Tien, who drew national notice at Himitsu for food that married Vietnamese, Japanese, Latin American, and Southern traditions, is continuing to take that hodgepodge approach at Emilie’s with a crew of chefs who have worked at top-tier kitchens like Pineapple and Pearls, Rose’s Luxury, Tail Up Goat, and, of course, Himitsu. Communal eating is the big theme, and there will be breads, spreads, pastas, a Vietnamese-style, 32-ounce pork blade steak served with mini blankets of woven rice vermicelli, and what Tien describes as “mountains” of ranch fried chicken” with the kitchen’s version of Texas toast.
With that style in mind, the Vietnamese-American chef with a background in sushi and fine-dining is taking the opportunity to buck the “fusion” label and call out a double standard.
“Don’t expect me just to do all Vietnamese food or all Japanese food because that’s my background or that’s the cuisine I grew up in,” he says. “I’m just here to cook. It’s ‘fusion’ because I’m an Asian guy. ... But if it’s like a white guy using Asian flavors in his food, then he’s just being progressive, contemporary new American.”
Tien is addressing that dichotomy head-on by bringing in roving carts that will deliver dishes to tables. The chef already knows people will expect dim sum to come off the carts, but it won’t. They’ll have the same multinational focus as everything else on the menu, and Tien is anticipating bad reviews from customers who expect to see shumai and har gow come off the carts.
“Yeah it’s not a dumpling, but is it tasty? If it’s tasty, then I don’t really care,” he says. “I’ve always been nervous to talk about that and call it out. I’m calling it out now.”
With former business partner Carlie Steiner, Tien helped Himitsu earn a title as one of Eater’s 12 Best New Restaurants in America (2017). His crudos, gochujang-glazed fried chicken, and other frequently changing dishes earned him a finalist nod for a national James Beard award recognizing the Rising Star Chef of the Year last year.
In the tiny, 24-seat restaurant, he also worked the line and washed dishes. At Emilie’s, which encompasses more than 5,000 square feet and has room for more than 100 people, he’s delegating to a diverse, deep staff that brings experiments to him for approval.
On a day earlier this week, members of his kitchen management team were all deep into individual projects that play to their strengths. Davy Bourne was pressing fingerprints into a hotel pan full of focaccia dough that takes on a ton of olive oil and forms a similar crust to pan pizza. He’s also in charge of pastas like a ricotta cavatelli with a vegetarian ‘nduja.

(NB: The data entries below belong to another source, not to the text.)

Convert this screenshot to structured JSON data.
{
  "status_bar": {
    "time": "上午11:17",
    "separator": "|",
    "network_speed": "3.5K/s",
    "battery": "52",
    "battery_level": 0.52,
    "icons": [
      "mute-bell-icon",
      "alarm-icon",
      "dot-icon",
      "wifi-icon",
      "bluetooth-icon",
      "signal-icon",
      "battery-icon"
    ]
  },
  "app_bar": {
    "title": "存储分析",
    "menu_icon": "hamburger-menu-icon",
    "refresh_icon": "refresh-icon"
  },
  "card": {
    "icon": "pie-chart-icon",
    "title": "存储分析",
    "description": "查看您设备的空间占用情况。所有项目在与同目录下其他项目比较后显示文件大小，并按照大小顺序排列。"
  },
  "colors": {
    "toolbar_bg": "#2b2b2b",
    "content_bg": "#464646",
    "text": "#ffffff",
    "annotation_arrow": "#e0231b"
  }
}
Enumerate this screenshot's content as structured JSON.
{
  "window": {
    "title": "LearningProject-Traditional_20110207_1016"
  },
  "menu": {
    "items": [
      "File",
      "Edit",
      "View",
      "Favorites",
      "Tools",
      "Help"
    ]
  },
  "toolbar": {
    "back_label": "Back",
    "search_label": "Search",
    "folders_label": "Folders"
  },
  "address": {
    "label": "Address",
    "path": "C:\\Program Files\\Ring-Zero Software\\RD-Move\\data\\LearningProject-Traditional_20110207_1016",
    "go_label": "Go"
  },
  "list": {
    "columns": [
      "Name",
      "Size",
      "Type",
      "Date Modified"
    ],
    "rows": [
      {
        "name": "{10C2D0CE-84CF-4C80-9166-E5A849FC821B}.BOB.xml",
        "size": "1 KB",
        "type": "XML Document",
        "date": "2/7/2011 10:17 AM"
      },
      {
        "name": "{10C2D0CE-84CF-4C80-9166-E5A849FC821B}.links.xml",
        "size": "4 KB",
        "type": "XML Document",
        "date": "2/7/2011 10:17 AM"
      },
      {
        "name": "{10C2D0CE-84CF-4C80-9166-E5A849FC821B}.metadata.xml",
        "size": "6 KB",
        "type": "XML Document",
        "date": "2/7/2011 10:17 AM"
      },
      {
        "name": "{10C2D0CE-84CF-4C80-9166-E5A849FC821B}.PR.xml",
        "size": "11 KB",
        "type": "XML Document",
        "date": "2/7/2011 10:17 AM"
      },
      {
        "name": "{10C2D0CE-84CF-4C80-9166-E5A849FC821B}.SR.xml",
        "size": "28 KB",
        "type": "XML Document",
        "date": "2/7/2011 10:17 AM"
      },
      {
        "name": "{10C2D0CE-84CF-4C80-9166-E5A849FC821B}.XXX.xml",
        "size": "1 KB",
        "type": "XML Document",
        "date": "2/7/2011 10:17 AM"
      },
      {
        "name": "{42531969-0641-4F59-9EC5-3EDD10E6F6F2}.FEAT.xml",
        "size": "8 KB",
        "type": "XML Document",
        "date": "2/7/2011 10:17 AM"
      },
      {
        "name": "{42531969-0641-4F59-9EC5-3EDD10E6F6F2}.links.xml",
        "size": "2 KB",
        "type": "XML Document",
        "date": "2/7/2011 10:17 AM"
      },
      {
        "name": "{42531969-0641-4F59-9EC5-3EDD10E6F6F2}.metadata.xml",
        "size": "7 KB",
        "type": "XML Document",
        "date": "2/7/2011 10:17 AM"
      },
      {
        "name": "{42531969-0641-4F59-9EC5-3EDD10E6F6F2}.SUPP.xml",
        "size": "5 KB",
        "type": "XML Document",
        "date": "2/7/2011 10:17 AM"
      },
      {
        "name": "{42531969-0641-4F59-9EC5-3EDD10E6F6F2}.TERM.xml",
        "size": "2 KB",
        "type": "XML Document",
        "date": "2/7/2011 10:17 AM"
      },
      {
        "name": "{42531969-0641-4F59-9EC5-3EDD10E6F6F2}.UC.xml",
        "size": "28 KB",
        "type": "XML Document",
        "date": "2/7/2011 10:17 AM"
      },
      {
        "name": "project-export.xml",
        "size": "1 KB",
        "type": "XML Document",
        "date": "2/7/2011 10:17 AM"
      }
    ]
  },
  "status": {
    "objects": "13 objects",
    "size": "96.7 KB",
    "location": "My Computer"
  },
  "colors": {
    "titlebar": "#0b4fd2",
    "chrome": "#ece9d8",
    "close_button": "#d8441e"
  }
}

Autumn Cline, formerly executive chef of Rappahannock Oyster Co., was overseeing her latest pickling project. Fabian is acting as Tien’s ace butcher. Coming over from Himitsu, Brian Jeon impresses Tien with his sauce work. At a pastry counter in another room, executive pastry chef Willa Pelini and pastry sous Claire Miller were workshopping dark chocolate biscotti to go with a post-dinner cheese course and talking about blue cheese panna cotta.
Tien says he had to work his way through several restaurants to pick up different skills, but there’s so much going on at Emilie’s that the staff can bypass a lot of that work by learning from each other.
“I feel like you can find your own style here,” he says.
Emilie’s (1101 Pennsylvania Avenue SE) will open for dinner Thursday, October 10. Hours are 5 p.m. to 10 p.m. Tuesday through Thursday, with an 11 p.m. close on Friday and Saturday. Lunch and brunch will begin at a later date.